Records for this task START
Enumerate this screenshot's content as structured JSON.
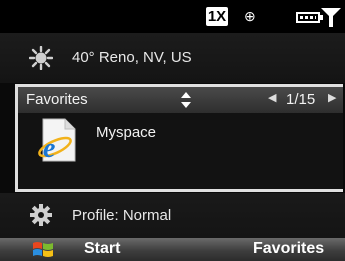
{
  "status": {
    "network_badge": "1X",
    "gps_glyph": "⊕",
    "battery_icon": "battery-icon",
    "signal_icon": "signal-strength-icon"
  },
  "weather": {
    "icon": "sun-icon",
    "text": "40° Reno, NV, US"
  },
  "favorites": {
    "title": "Favorites",
    "prev_glyph": "◀",
    "next_glyph": "▶",
    "page": "1/15",
    "item": {
      "icon": "internet-explorer-icon",
      "label": "Myspace"
    }
  },
  "profile": {
    "icon": "gear-icon",
    "text": "Profile: Normal"
  },
  "softkeys": {
    "left": "Start",
    "right": "Favorites"
  },
  "colors": {
    "panel_border": "#e0e0e0",
    "background": "#0a0a0a"
  }
}
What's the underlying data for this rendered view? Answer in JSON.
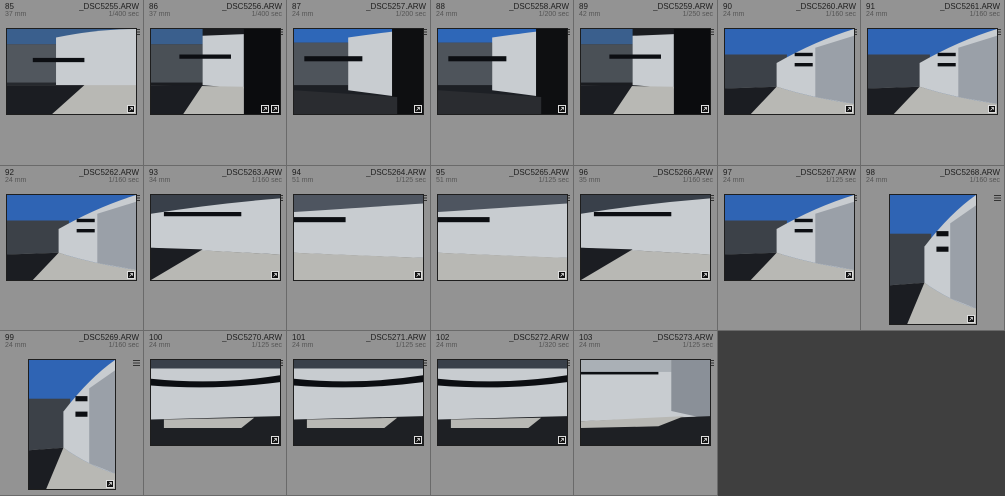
{
  "cells": [
    {
      "index": "85",
      "filename": "_DSC5255.ARW",
      "focal": "37 mm",
      "shutter": "1/400 sec",
      "scene": "a",
      "extra_badge": false
    },
    {
      "index": "86",
      "filename": "_DSC5256.ARW",
      "focal": "37 mm",
      "shutter": "1/400 sec",
      "scene": "b",
      "extra_badge": true
    },
    {
      "index": "87",
      "filename": "_DSC5257.ARW",
      "focal": "24 mm",
      "shutter": "1/200 sec",
      "scene": "c",
      "extra_badge": false
    },
    {
      "index": "88",
      "filename": "_DSC5258.ARW",
      "focal": "24 mm",
      "shutter": "1/200 sec",
      "scene": "c",
      "extra_badge": false
    },
    {
      "index": "89",
      "filename": "_DSC5259.ARW",
      "focal": "42 mm",
      "shutter": "1/250 sec",
      "scene": "b",
      "extra_badge": false
    },
    {
      "index": "90",
      "filename": "_DSC5260.ARW",
      "focal": "24 mm",
      "shutter": "1/160 sec",
      "scene": "d",
      "extra_badge": false
    },
    {
      "index": "91",
      "filename": "_DSC5261.ARW",
      "focal": "24 mm",
      "shutter": "1/160 sec",
      "scene": "d",
      "extra_badge": false
    },
    {
      "index": "92",
      "filename": "_DSC5262.ARW",
      "focal": "24 mm",
      "shutter": "1/160 sec",
      "scene": "d",
      "extra_badge": false
    },
    {
      "index": "93",
      "filename": "_DSC5263.ARW",
      "focal": "34 mm",
      "shutter": "1/160 sec",
      "scene": "e",
      "extra_badge": false
    },
    {
      "index": "94",
      "filename": "_DSC5264.ARW",
      "focal": "51 mm",
      "shutter": "1/125 sec",
      "scene": "f",
      "extra_badge": false
    },
    {
      "index": "95",
      "filename": "_DSC5265.ARW",
      "focal": "51 mm",
      "shutter": "1/125 sec",
      "scene": "f",
      "extra_badge": false
    },
    {
      "index": "96",
      "filename": "_DSC5266.ARW",
      "focal": "35 mm",
      "shutter": "1/160 sec",
      "scene": "e",
      "extra_badge": false
    },
    {
      "index": "97",
      "filename": "_DSC5267.ARW",
      "focal": "24 mm",
      "shutter": "1/125 sec",
      "scene": "d",
      "extra_badge": false
    },
    {
      "index": "98",
      "filename": "_DSC5268.ARW",
      "focal": "24 mm",
      "shutter": "1/160 sec",
      "scene": "d",
      "extra_badge": false
    },
    {
      "index": "99",
      "filename": "_DSC5269.ARW",
      "focal": "24 mm",
      "shutter": "1/160 sec",
      "scene": "d",
      "extra_badge": false
    },
    {
      "index": "100",
      "filename": "_DSC5270.ARW",
      "focal": "24 mm",
      "shutter": "1/125 sec",
      "scene": "g",
      "extra_badge": false
    },
    {
      "index": "101",
      "filename": "_DSC5271.ARW",
      "focal": "24 mm",
      "shutter": "1/125 sec",
      "scene": "g",
      "extra_badge": false
    },
    {
      "index": "102",
      "filename": "_DSC5272.ARW",
      "focal": "24 mm",
      "shutter": "1/320 sec",
      "scene": "g",
      "extra_badge": false
    },
    {
      "index": "103",
      "filename": "_DSC5273.ARW",
      "focal": "24 mm",
      "shutter": "1/125 sec",
      "scene": "h",
      "extra_badge": false
    }
  ],
  "colors": {
    "cell_bg": "#939393",
    "grid_bg": "#3f3f3f",
    "sky": "#2f64b4",
    "wall": "#c8ccd0",
    "shadow": "#1b1d22",
    "ground": "#b8b8b4"
  }
}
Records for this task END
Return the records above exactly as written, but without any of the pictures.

### Result below
Enumerate this screenshot's content as structured JSON.
{
  "status": {
    "network_badge": "1X",
    "gps_glyph": "⊕",
    "battery_icon": "battery-icon",
    "signal_icon": "signal-strength-icon"
  },
  "weather": {
    "icon": "sun-icon",
    "text": "40° Reno, NV, US"
  },
  "favorites": {
    "title": "Favorites",
    "prev_glyph": "◀",
    "next_glyph": "▶",
    "page": "1/15",
    "item": {
      "icon": "internet-explorer-icon",
      "label": "Myspace"
    }
  },
  "profile": {
    "icon": "gear-icon",
    "text": "Profile: Normal"
  },
  "softkeys": {
    "left": "Start",
    "right": "Favorites"
  },
  "colors": {
    "panel_border": "#e0e0e0",
    "background": "#0a0a0a"
  }
}
What's the underlying data for this rendered view? Answer in JSON.
{
  "cells": [
    {
      "index": "85",
      "filename": "_DSC5255.ARW",
      "focal": "37 mm",
      "shutter": "1/400 sec",
      "scene": "a",
      "extra_badge": false
    },
    {
      "index": "86",
      "filename": "_DSC5256.ARW",
      "focal": "37 mm",
      "shutter": "1/400 sec",
      "scene": "b",
      "extra_badge": true
    },
    {
      "index": "87",
      "filename": "_DSC5257.ARW",
      "focal": "24 mm",
      "shutter": "1/200 sec",
      "scene": "c",
      "extra_badge": false
    },
    {
      "index": "88",
      "filename": "_DSC5258.ARW",
      "focal": "24 mm",
      "shutter": "1/200 sec",
      "scene": "c",
      "extra_badge": false
    },
    {
      "index": "89",
      "filename": "_DSC5259.ARW",
      "focal": "42 mm",
      "shutter": "1/250 sec",
      "scene": "b",
      "extra_badge": false
    },
    {
      "index": "90",
      "filename": "_DSC5260.ARW",
      "focal": "24 mm",
      "shutter": "1/160 sec",
      "scene": "d",
      "extra_badge": false
    },
    {
      "index": "91",
      "filename": "_DSC5261.ARW",
      "focal": "24 mm",
      "shutter": "1/160 sec",
      "scene": "d",
      "extra_badge": false
    },
    {
      "index": "92",
      "filename": "_DSC5262.ARW",
      "focal": "24 mm",
      "shutter": "1/160 sec",
      "scene": "d",
      "extra_badge": false
    },
    {
      "index": "93",
      "filename": "_DSC5263.ARW",
      "focal": "34 mm",
      "shutter": "1/160 sec",
      "scene": "e",
      "extra_badge": false
    },
    {
      "index": "94",
      "filename": "_DSC5264.ARW",
      "focal": "51 mm",
      "shutter": "1/125 sec",
      "scene": "f",
      "extra_badge": false
    },
    {
      "index": "95",
      "filename": "_DSC5265.ARW",
      "focal": "51 mm",
      "shutter": "1/125 sec",
      "scene": "f",
      "extra_badge": false
    },
    {
      "index": "96",
      "filename": "_DSC5266.ARW",
      "focal": "35 mm",
      "shutter": "1/160 sec",
      "scene": "e",
      "extra_badge": false
    },
    {
      "index": "97",
      "filename": "_DSC5267.ARW",
      "focal": "24 mm",
      "shutter": "1/125 sec",
      "scene": "d",
      "extra_badge": false
    },
    {
      "index": "98",
      "filename": "_DSC5268.ARW",
      "focal": "24 mm",
      "shutter": "1/160 sec",
      "scene": "d",
      "extra_badge": false
    },
    {
      "index": "99",
      "filename": "_DSC5269.ARW",
      "focal": "24 mm",
      "shutter": "1/160 sec",
      "scene": "d",
      "extra_badge": false
    },
    {
      "index": "100",
      "filename": "_DSC5270.ARW",
      "focal": "24 mm",
      "shutter": "1/125 sec",
      "scene": "g",
      "extra_badge": false
    },
    {
      "index": "101",
      "filename": "_DSC5271.ARW",
      "focal": "24 mm",
      "shutter": "1/125 sec",
      "scene": "g",
      "extra_badge": false
    },
    {
      "index": "102",
      "filename": "_DSC5272.ARW",
      "focal": "24 mm",
      "shutter": "1/320 sec",
      "scene": "g",
      "extra_badge": false
    },
    {
      "index": "103",
      "filename": "_DSC5273.ARW",
      "focal": "24 mm",
      "shutter": "1/125 sec",
      "scene": "h",
      "extra_badge": false
    }
  ],
  "colors": {
    "cell_bg": "#939393",
    "grid_bg": "#3f3f3f",
    "sky": "#2f64b4",
    "wall": "#c8ccd0",
    "shadow": "#1b1d22",
    "ground": "#b8b8b4"
  }
}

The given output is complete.